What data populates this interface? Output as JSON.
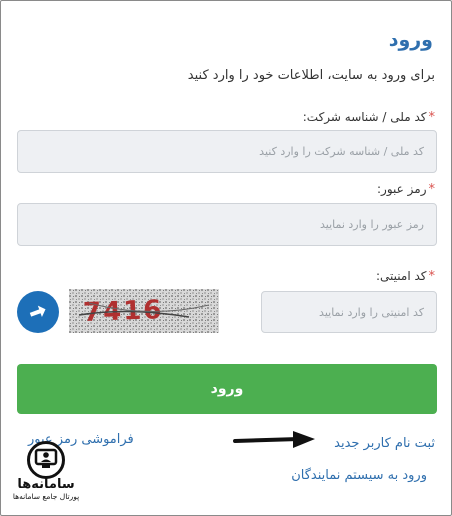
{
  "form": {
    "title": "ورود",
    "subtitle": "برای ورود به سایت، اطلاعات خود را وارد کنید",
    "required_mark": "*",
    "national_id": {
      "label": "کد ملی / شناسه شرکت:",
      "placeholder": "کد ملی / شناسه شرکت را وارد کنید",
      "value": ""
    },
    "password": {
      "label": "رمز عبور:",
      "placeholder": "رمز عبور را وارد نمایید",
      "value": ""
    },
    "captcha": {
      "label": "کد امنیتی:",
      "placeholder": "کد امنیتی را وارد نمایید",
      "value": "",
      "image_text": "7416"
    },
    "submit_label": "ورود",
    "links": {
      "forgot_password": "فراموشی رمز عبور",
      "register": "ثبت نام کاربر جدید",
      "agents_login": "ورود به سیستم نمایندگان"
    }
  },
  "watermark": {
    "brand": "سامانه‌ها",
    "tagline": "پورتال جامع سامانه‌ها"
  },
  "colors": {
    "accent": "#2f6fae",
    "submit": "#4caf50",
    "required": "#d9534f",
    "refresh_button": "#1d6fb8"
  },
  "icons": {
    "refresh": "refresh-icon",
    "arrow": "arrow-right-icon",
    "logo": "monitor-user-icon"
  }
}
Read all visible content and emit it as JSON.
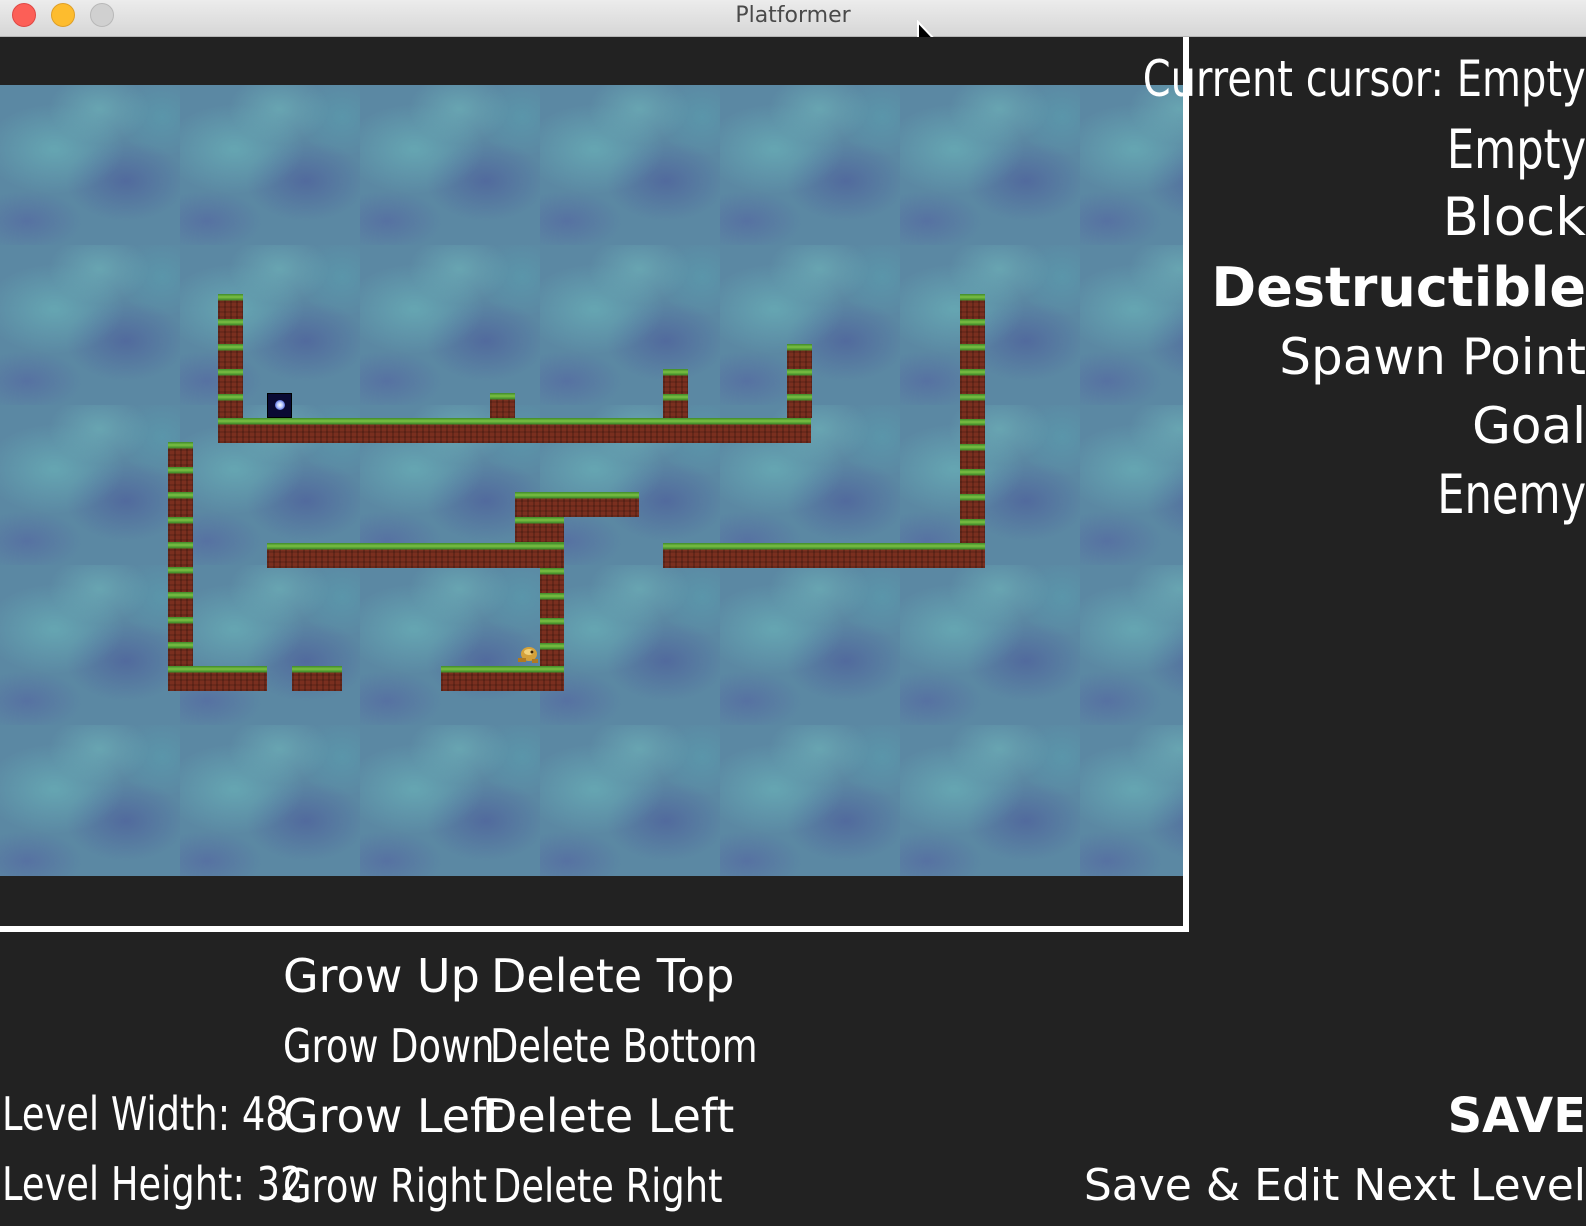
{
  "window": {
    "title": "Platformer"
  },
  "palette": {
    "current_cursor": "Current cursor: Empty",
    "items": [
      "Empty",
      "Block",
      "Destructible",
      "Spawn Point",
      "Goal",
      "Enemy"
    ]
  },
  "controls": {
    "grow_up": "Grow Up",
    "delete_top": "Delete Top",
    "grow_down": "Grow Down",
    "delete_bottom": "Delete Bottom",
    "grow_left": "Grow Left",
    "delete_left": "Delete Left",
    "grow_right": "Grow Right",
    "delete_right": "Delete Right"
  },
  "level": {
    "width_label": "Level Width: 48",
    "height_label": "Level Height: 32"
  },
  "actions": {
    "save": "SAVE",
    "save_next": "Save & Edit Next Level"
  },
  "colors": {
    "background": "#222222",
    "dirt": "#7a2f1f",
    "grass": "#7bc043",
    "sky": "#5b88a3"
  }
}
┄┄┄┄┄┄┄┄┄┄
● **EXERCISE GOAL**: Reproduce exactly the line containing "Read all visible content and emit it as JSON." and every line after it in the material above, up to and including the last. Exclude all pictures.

● **EXERCISE ANSWER**:
Read all visible content and emit it as JSON.
{
  "window": {
    "title": "Platformer"
  },
  "palette": {
    "current_cursor": "Current cursor: Empty",
    "items": [
      "Empty",
      "Block",
      "Destructible",
      "Spawn Point",
      "Goal",
      "Enemy"
    ]
  },
  "controls": {
    "grow_up": "Grow Up",
    "delete_top": "Delete Top",
    "grow_down": "Grow Down",
    "delete_bottom": "Delete Bottom",
    "grow_left": "Grow Left",
    "delete_left": "Delete Left",
    "grow_right": "Grow Right",
    "delete_right": "Delete Right"
  },
  "level": {
    "width_label": "Level Width: 48",
    "height_label": "Level Height: 32"
  },
  "actions": {
    "save": "SAVE",
    "save_next": "Save & Edit Next Level"
  },
  "colors": {
    "background": "#222222",
    "dirt": "#7a2f1f",
    "grass": "#7bc043",
    "sky": "#5b88a3"
  }
}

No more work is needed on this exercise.